**Required work:** Would you set down each line of the data below exactly?

**Available data:**
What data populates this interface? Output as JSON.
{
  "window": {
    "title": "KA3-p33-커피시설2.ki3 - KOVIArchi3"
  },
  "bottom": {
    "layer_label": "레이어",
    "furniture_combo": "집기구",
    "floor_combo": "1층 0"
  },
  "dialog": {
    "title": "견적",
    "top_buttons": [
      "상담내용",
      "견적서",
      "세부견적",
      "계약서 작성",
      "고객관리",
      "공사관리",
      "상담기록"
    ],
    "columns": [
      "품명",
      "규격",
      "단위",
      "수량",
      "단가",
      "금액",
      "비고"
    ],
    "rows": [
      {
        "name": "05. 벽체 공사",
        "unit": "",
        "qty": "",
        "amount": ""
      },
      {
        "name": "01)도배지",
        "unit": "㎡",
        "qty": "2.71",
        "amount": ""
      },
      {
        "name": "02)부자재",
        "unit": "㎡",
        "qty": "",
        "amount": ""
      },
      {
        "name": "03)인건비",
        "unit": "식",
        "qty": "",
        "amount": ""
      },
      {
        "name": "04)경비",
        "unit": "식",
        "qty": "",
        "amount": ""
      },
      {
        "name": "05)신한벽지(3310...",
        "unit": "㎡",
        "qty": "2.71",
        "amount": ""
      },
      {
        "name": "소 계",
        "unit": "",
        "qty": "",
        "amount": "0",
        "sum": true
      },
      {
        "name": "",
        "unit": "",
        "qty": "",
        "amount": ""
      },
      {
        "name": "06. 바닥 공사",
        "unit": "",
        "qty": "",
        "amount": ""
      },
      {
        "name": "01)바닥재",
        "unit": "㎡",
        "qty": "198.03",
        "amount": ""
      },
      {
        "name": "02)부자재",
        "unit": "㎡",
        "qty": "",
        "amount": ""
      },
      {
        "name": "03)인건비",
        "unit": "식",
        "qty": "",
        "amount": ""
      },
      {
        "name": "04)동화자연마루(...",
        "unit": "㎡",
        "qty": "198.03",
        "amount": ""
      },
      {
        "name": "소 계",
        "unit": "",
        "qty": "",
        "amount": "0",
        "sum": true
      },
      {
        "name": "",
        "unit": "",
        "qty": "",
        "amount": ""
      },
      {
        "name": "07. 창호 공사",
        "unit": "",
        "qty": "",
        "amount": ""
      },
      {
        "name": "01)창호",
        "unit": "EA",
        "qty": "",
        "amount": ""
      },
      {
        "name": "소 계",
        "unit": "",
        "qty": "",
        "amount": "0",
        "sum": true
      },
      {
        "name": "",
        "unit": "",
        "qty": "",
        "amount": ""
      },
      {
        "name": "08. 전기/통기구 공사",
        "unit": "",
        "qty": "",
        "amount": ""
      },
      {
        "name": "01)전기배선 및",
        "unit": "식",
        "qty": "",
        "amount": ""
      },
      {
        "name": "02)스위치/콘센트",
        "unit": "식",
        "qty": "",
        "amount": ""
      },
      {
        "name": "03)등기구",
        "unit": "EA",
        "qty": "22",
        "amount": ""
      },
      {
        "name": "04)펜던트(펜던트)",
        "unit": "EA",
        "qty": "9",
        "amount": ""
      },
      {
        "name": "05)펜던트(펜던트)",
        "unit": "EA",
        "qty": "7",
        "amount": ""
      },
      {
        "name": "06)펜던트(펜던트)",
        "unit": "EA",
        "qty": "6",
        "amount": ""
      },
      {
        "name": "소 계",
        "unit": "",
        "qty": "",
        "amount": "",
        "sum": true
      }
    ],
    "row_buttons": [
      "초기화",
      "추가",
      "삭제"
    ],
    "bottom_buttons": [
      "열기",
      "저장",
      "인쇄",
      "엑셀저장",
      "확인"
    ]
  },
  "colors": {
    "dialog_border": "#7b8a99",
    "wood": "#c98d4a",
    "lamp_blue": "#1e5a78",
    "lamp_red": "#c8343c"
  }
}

**Exercise solution:**
What data populates this interface? Output as JSON.
{
  "window": {
    "title": "KA3-p33-커피시설2.ki3 - KOVIArchi3"
  },
  "bottom": {
    "layer_label": "레이어",
    "furniture_combo": "집기구",
    "floor_combo": "1층 0"
  },
  "dialog": {
    "title": "견적",
    "top_buttons": [
      "상담내용",
      "견적서",
      "세부견적",
      "계약서 작성",
      "고객관리",
      "공사관리",
      "상담기록"
    ],
    "columns": [
      "품명",
      "규격",
      "단위",
      "수량",
      "단가",
      "금액",
      "비고"
    ],
    "rows": [
      {
        "name": "05. 벽체 공사",
        "unit": "",
        "qty": "",
        "amount": ""
      },
      {
        "name": "01)도배지",
        "unit": "㎡",
        "qty": "2.71",
        "amount": ""
      },
      {
        "name": "02)부자재",
        "unit": "㎡",
        "qty": "",
        "amount": ""
      },
      {
        "name": "03)인건비",
        "unit": "식",
        "qty": "",
        "amount": ""
      },
      {
        "name": "04)경비",
        "unit": "식",
        "qty": "",
        "amount": ""
      },
      {
        "name": "05)신한벽지(3310...",
        "unit": "㎡",
        "qty": "2.71",
        "amount": ""
      },
      {
        "name": "소 계",
        "unit": "",
        "qty": "",
        "amount": "0",
        "sum": true
      },
      {
        "name": "",
        "unit": "",
        "qty": "",
        "amount": ""
      },
      {
        "name": "06. 바닥 공사",
        "unit": "",
        "qty": "",
        "amount": ""
      },
      {
        "name": "01)바닥재",
        "unit": "㎡",
        "qty": "198.03",
        "amount": ""
      },
      {
        "name": "02)부자재",
        "unit": "㎡",
        "qty": "",
        "amount": ""
      },
      {
        "name": "03)인건비",
        "unit": "식",
        "qty": "",
        "amount": ""
      },
      {
        "name": "04)동화자연마루(...",
        "unit": "㎡",
        "qty": "198.03",
        "amount": ""
      },
      {
        "name": "소 계",
        "unit": "",
        "qty": "",
        "amount": "0",
        "sum": true
      },
      {
        "name": "",
        "unit": "",
        "qty": "",
        "amount": ""
      },
      {
        "name": "07. 창호 공사",
        "unit": "",
        "qty": "",
        "amount": ""
      },
      {
        "name": "01)창호",
        "unit": "EA",
        "qty": "",
        "amount": ""
      },
      {
        "name": "소 계",
        "unit": "",
        "qty": "",
        "amount": "0",
        "sum": true
      },
      {
        "name": "",
        "unit": "",
        "qty": "",
        "amount": ""
      },
      {
        "name": "08. 전기/통기구 공사",
        "unit": "",
        "qty": "",
        "amount": ""
      },
      {
        "name": "01)전기배선 및",
        "unit": "식",
        "qty": "",
        "amount": ""
      },
      {
        "name": "02)스위치/콘센트",
        "unit": "식",
        "qty": "",
        "amount": ""
      },
      {
        "name": "03)등기구",
        "unit": "EA",
        "qty": "22",
        "amount": ""
      },
      {
        "name": "04)펜던트(펜던트)",
        "unit": "EA",
        "qty": "9",
        "amount": ""
      },
      {
        "name": "05)펜던트(펜던트)",
        "unit": "EA",
        "qty": "7",
        "amount": ""
      },
      {
        "name": "06)펜던트(펜던트)",
        "unit": "EA",
        "qty": "6",
        "amount": ""
      },
      {
        "name": "소 계",
        "unit": "",
        "qty": "",
        "amount": "",
        "sum": true
      }
    ],
    "row_buttons": [
      "초기화",
      "추가",
      "삭제"
    ],
    "bottom_buttons": [
      "열기",
      "저장",
      "인쇄",
      "엑셀저장",
      "확인"
    ]
  },
  "colors": {
    "dialog_border": "#7b8a99",
    "wood": "#c98d4a",
    "lamp_blue": "#1e5a78",
    "lamp_red": "#c8343c"
  }
}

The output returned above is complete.